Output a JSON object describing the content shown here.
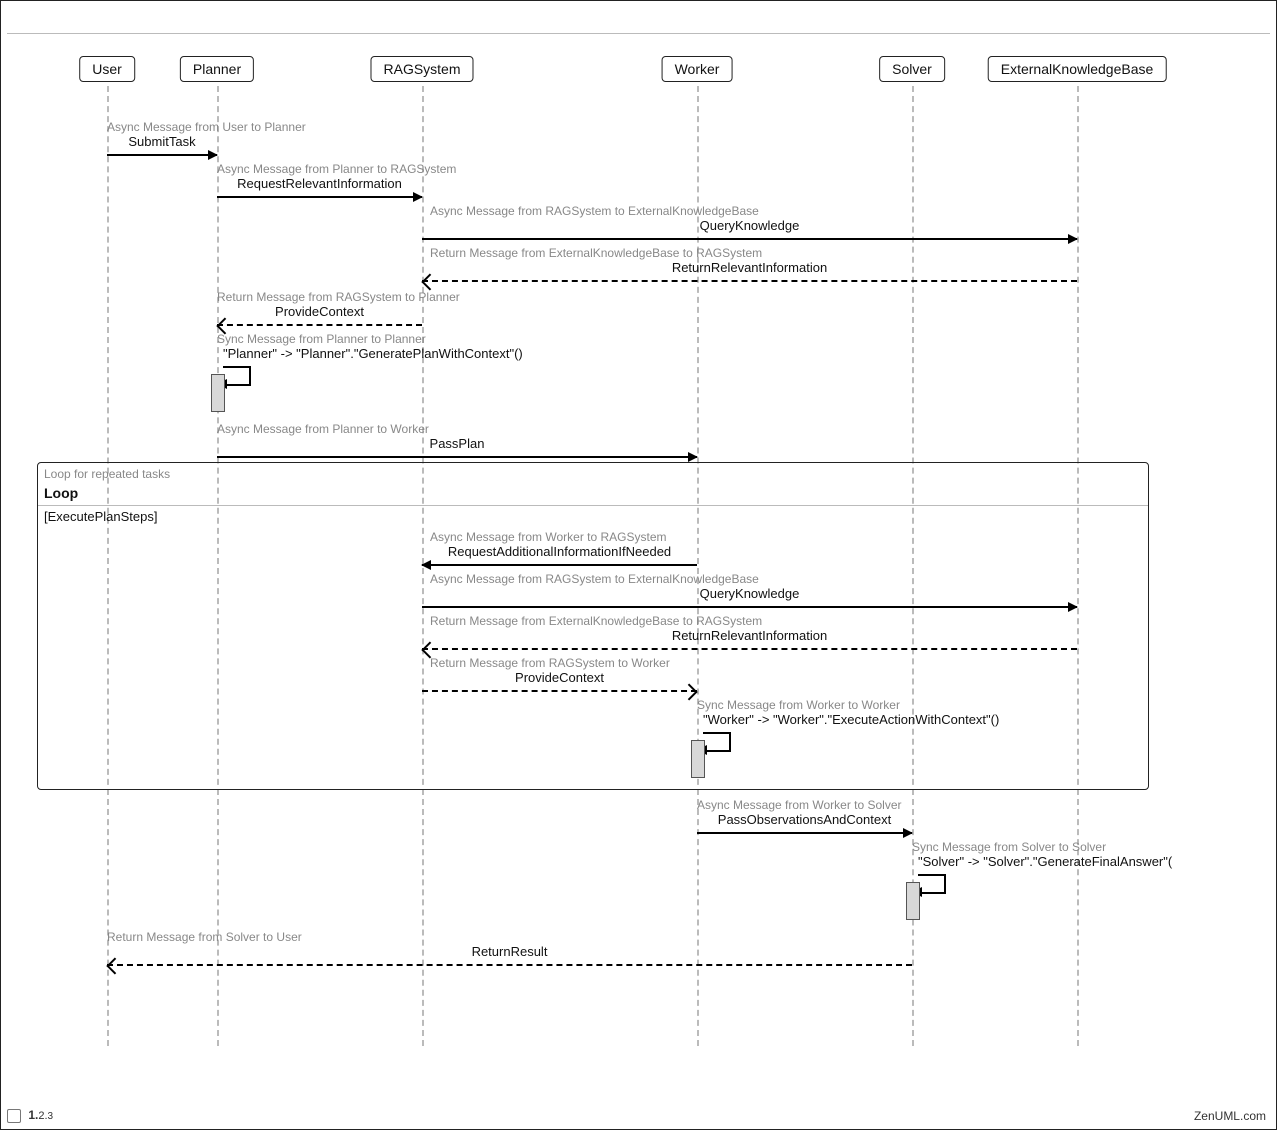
{
  "participants": {
    "user": "User",
    "planner": "Planner",
    "rag": "RAGSystem",
    "worker": "Worker",
    "solver": "Solver",
    "ekb": "ExternalKnowledgeBase"
  },
  "messages": {
    "m1": {
      "desc": "Async Message from User to Planner",
      "label": "SubmitTask"
    },
    "m2": {
      "desc": "Async Message from Planner to RAGSystem",
      "label": "RequestRelevantInformation"
    },
    "m3": {
      "desc": "Async Message from RAGSystem to ExternalKnowledgeBase",
      "label": "QueryKnowledge"
    },
    "m4": {
      "desc": "Return Message from ExternalKnowledgeBase to RAGSystem",
      "label": "ReturnRelevantInformation"
    },
    "m5": {
      "desc": "Return Message from RAGSystem to Planner",
      "label": "ProvideContext"
    },
    "m6": {
      "desc": "Sync Message from Planner to Planner",
      "label": "\"Planner\" -> \"Planner\".\"GeneratePlanWithContext\"()"
    },
    "m7": {
      "desc": "Async Message from Planner to Worker",
      "label": "PassPlan"
    },
    "m8": {
      "desc": "Async Message from Worker to RAGSystem",
      "label": "RequestAdditionalInformationIfNeeded"
    },
    "m9": {
      "desc": "Async Message from RAGSystem to ExternalKnowledgeBase",
      "label": "QueryKnowledge"
    },
    "m10": {
      "desc": "Return Message from ExternalKnowledgeBase to RAGSystem",
      "label": "ReturnRelevantInformation"
    },
    "m11": {
      "desc": "Return Message from RAGSystem to Worker",
      "label": "ProvideContext"
    },
    "m12": {
      "desc": "Sync Message from Worker to Worker",
      "label": "\"Worker\" -> \"Worker\".\"ExecuteActionWithContext\"()"
    },
    "m13": {
      "desc": "Async Message from Worker to Solver",
      "label": "PassObservationsAndContext"
    },
    "m14": {
      "desc": "Sync Message from Solver to Solver",
      "label": "\"Solver\" -> \"Solver\".\"GenerateFinalAnswer\"("
    },
    "m15": {
      "desc": "Return Message from Solver to User",
      "label": "ReturnResult"
    }
  },
  "fragment": {
    "desc": "Loop for repeated tasks",
    "title": "Loop",
    "condition": "[ExecutePlanSteps]"
  },
  "footer": {
    "version_major": "1.",
    "version_minor": "2.",
    "version_patch": "3",
    "brand": "ZenUML.com"
  },
  "layout": {
    "x": {
      "user": 100,
      "planner": 210,
      "rag": 415,
      "worker": 690,
      "solver": 905,
      "ekb": 1070
    }
  }
}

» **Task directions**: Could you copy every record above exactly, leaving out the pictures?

» **Exercise output**:
Output a JSON object describing the content shown here.
{
  "participants": {
    "user": "User",
    "planner": "Planner",
    "rag": "RAGSystem",
    "worker": "Worker",
    "solver": "Solver",
    "ekb": "ExternalKnowledgeBase"
  },
  "messages": {
    "m1": {
      "desc": "Async Message from User to Planner",
      "label": "SubmitTask"
    },
    "m2": {
      "desc": "Async Message from Planner to RAGSystem",
      "label": "RequestRelevantInformation"
    },
    "m3": {
      "desc": "Async Message from RAGSystem to ExternalKnowledgeBase",
      "label": "QueryKnowledge"
    },
    "m4": {
      "desc": "Return Message from ExternalKnowledgeBase to RAGSystem",
      "label": "ReturnRelevantInformation"
    },
    "m5": {
      "desc": "Return Message from RAGSystem to Planner",
      "label": "ProvideContext"
    },
    "m6": {
      "desc": "Sync Message from Planner to Planner",
      "label": "\"Planner\" -> \"Planner\".\"GeneratePlanWithContext\"()"
    },
    "m7": {
      "desc": "Async Message from Planner to Worker",
      "label": "PassPlan"
    },
    "m8": {
      "desc": "Async Message from Worker to RAGSystem",
      "label": "RequestAdditionalInformationIfNeeded"
    },
    "m9": {
      "desc": "Async Message from RAGSystem to ExternalKnowledgeBase",
      "label": "QueryKnowledge"
    },
    "m10": {
      "desc": "Return Message from ExternalKnowledgeBase to RAGSystem",
      "label": "ReturnRelevantInformation"
    },
    "m11": {
      "desc": "Return Message from RAGSystem to Worker",
      "label": "ProvideContext"
    },
    "m12": {
      "desc": "Sync Message from Worker to Worker",
      "label": "\"Worker\" -> \"Worker\".\"ExecuteActionWithContext\"()"
    },
    "m13": {
      "desc": "Async Message from Worker to Solver",
      "label": "PassObservationsAndContext"
    },
    "m14": {
      "desc": "Sync Message from Solver to Solver",
      "label": "\"Solver\" -> \"Solver\".\"GenerateFinalAnswer\"("
    },
    "m15": {
      "desc": "Return Message from Solver to User",
      "label": "ReturnResult"
    }
  },
  "fragment": {
    "desc": "Loop for repeated tasks",
    "title": "Loop",
    "condition": "[ExecutePlanSteps]"
  },
  "footer": {
    "version_major": "1.",
    "version_minor": "2.",
    "version_patch": "3",
    "brand": "ZenUML.com"
  },
  "layout": {
    "x": {
      "user": 100,
      "planner": 210,
      "rag": 415,
      "worker": 690,
      "solver": 905,
      "ekb": 1070
    }
  }
}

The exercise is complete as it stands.